Alabama House Speaker Mike Hubbard says he and other Republicans passed the law to “ensure that any person in the state of Alabama is here legally” and “to protect Alabama taxpayers from subsidizing people who are in this state illegally, and not paying into the system.”
In response to complaints by some businesses of shortages in workers after the bill passed, Hubbard says, “We’re not going to be able to help people whose business plans were built on hiring illegal labor. That’s against the law.”
The Alabama law—along with laws in South Carolina and Utah—is being challenged in court by the U.S. Department of Justice. Government lawyers argued the state law was preempted by the U.S. Constitution and federal immigration statutes. A coalition of civil rights groups, including the American Civil Liberties Union, also objected to the law and filed suit.
Hubbard welcomes the U.S. Supreme Court’s decision on whether the Arizona law is constitutional, predicting it will be upheld, freeing more states to pass their own laws.
“It’s not like we went out and invented our own immigration laws,” the speaker says. “We’re just saying, ‘Enforce what is already federal law.’ ”
The Alabama Legislature will tweak its law to make it more workable during the February session, Hubbard predicts. But those changes will be in response to concerns from business leaders.
“This law remains very popular in Alabama,” Hubbard says. “I don’t see any chance that we would repeal this law.”
ID at the Polls
Ten legislatures either enacted new voter ID laws or toughened current ones last year, according to the National Conference of State Legislatures. Governors in three of those states—Minnesota, New Hampshire and North Carolina—vetoed the changes, however. And Kansas, Rhode Island and Wisconsin enacted their first-ever voter ID laws.
These laws have long been a point of contention between Republicans and Democrats. Republicans say the laws are needed to prevent fraud, while Democrats say they discriminate against minority, elderly and poor voters who may not have the necessary ID.
As with immigration laws, the Justice Department may join the fight. U.S. Attorney General Eric Holder told a Texas audience in December that “We must remain ever-vigilant in safeguarding our most basic and important right. The reality is that, in jurisdictions across the country, both overt and subtle forms of discrimination remain all too common.”
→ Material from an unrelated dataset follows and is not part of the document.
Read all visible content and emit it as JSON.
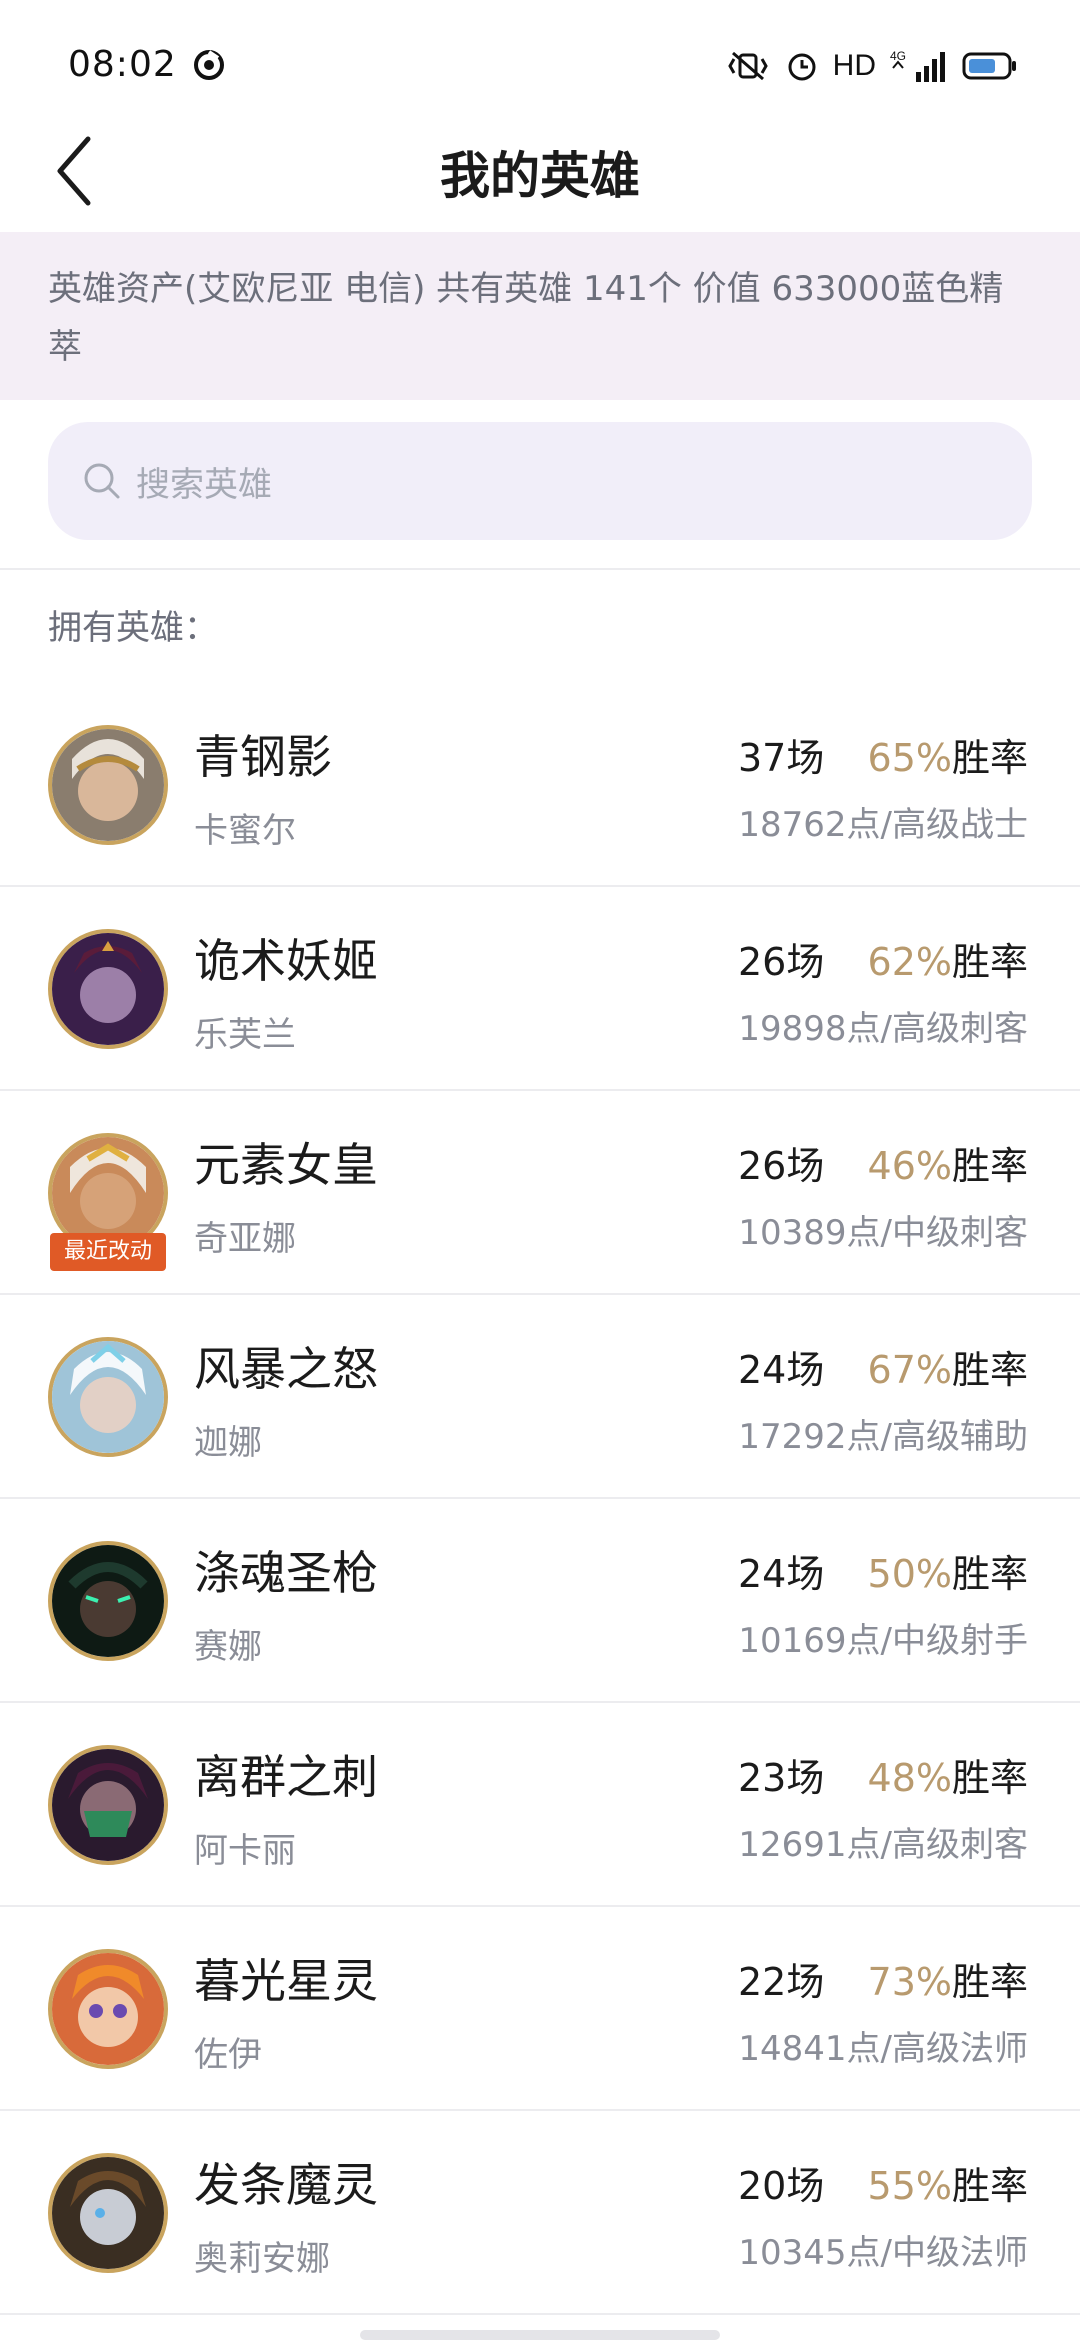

The contentious stance between the GOP and Democrats over this issue makes recent action by the Rhode Island General Assembly surprising. It became the first legislature led by Democrats to pass a voter ID requirement. The law phases in the new rules over three years. For the next two years, voters will have to provide some form of ID, but not necessarily a photo ID. Those will be required starting with the 2014 elections.
The law has the potential to be a national model because it is “so less restrictive than what I’ve seen in other states,” says House Majority Whip J. Patrick O’Neill.
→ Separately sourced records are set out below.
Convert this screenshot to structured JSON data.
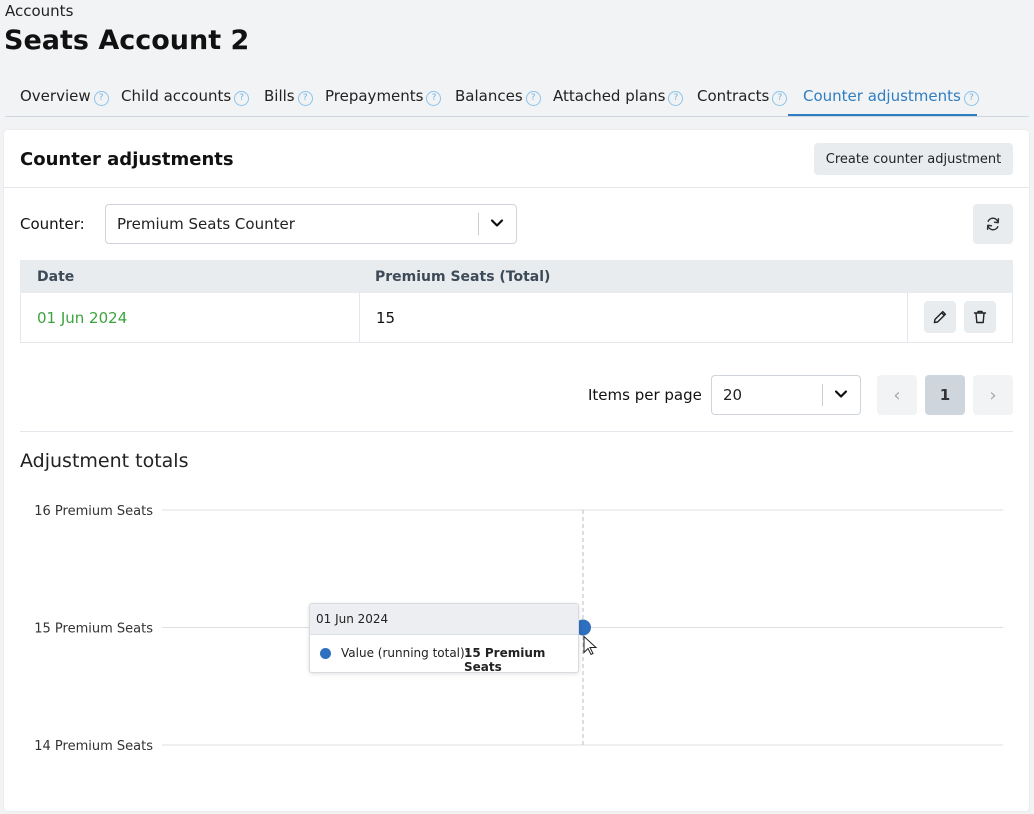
{
  "breadcrumb": "Accounts",
  "page_title": "Seats Account 2",
  "tabs": [
    {
      "label": "Overview"
    },
    {
      "label": "Child accounts"
    },
    {
      "label": "Bills"
    },
    {
      "label": "Prepayments"
    },
    {
      "label": "Balances"
    },
    {
      "label": "Attached plans"
    },
    {
      "label": "Contracts"
    },
    {
      "label": "Counter adjustments",
      "active": true
    }
  ],
  "help_glyph": "?",
  "card": {
    "title": "Counter adjustments",
    "create_button": "Create counter adjustment"
  },
  "counter": {
    "label": "Counter:",
    "selected": "Premium Seats Counter"
  },
  "icons": {
    "chevron": "chevron-down-icon",
    "refresh": "refresh-icon",
    "edit": "pencil-icon",
    "delete": "trash-icon"
  },
  "table": {
    "columns": [
      "Date",
      "Premium Seats (Total)"
    ],
    "rows": [
      {
        "date": "01 Jun 2024",
        "value": "15"
      }
    ]
  },
  "pagination": {
    "items_per_page_label": "Items per page",
    "items_per_page": "20",
    "prev": "‹",
    "current_page": "1",
    "next": "›"
  },
  "chart_data": {
    "type": "line",
    "title": "Adjustment totals",
    "yticks": [
      "14 Premium Seats",
      "15 Premium Seats",
      "16 Premium Seats"
    ],
    "ylim": [
      14,
      16
    ],
    "grid": true,
    "series": [
      {
        "name": "Value (running total)",
        "color": "#2f6fbf",
        "points": [
          {
            "x": "01 Jun 2024",
            "y": 15
          }
        ]
      }
    ],
    "tooltip": {
      "header": "01 Jun 2024",
      "label": "Value (running total):",
      "value": "15 Premium Seats"
    }
  },
  "colors": {
    "accent": "#2f7ec1",
    "date_link": "#3ca33e",
    "series": "#2f6fbf"
  }
}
O’Neill says support from two African-American lawmakers from Providence, Senator Harold Metts and Representative Anastasia Williams, was critical in passing the law. In Wisconsin and other states, African-American lawmakers have fought voter ID laws, saying they would prevent a disproportionate number of minorities from voting.
Last year, O’Neill says, almost every lawmaker had “a story of some form of voter fraud.” Although they involved only a few votes in each district, in a state as small as Rhode Island, “That could swing one or two seats—and that’s enough to get legislation passed.”
Steven Walters, former Capitol bureau chief for the Milwaukee Journal Sentinel, is a senior producer for WisconsinEye.